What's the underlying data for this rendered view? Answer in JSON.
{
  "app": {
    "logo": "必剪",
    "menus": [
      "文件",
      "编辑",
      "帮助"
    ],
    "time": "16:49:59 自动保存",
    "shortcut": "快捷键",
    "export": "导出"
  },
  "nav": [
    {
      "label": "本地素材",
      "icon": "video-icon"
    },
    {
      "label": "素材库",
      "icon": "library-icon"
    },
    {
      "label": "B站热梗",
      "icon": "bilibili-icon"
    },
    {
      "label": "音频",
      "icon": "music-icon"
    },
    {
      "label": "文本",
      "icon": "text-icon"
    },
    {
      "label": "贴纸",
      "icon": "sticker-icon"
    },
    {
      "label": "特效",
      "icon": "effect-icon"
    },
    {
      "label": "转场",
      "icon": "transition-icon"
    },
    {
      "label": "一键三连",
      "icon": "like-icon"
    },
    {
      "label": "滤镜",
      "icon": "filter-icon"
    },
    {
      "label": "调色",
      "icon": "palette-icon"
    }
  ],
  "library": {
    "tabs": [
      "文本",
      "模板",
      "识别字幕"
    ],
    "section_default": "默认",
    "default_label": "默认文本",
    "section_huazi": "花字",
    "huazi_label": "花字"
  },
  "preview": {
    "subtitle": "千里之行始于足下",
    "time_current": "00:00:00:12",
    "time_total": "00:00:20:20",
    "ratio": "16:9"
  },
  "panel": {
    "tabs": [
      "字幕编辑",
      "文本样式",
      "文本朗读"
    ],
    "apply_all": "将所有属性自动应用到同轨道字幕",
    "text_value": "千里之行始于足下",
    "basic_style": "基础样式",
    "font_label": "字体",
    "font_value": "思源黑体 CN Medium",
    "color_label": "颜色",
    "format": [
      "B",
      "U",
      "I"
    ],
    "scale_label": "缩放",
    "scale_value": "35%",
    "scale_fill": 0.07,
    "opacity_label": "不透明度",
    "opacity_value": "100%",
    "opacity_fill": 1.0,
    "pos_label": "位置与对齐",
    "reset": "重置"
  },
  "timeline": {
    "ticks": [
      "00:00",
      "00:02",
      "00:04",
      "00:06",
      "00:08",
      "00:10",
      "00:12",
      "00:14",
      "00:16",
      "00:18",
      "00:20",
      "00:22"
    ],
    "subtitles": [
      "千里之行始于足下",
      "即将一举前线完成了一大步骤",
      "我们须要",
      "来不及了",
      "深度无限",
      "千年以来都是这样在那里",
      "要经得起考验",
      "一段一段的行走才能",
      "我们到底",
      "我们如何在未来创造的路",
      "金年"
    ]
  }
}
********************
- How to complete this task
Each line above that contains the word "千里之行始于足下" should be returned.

- Solution below
    "subtitle": "千里之行始于足下",
    "text_value": "千里之行始于足下",
      "千里之行始于足下",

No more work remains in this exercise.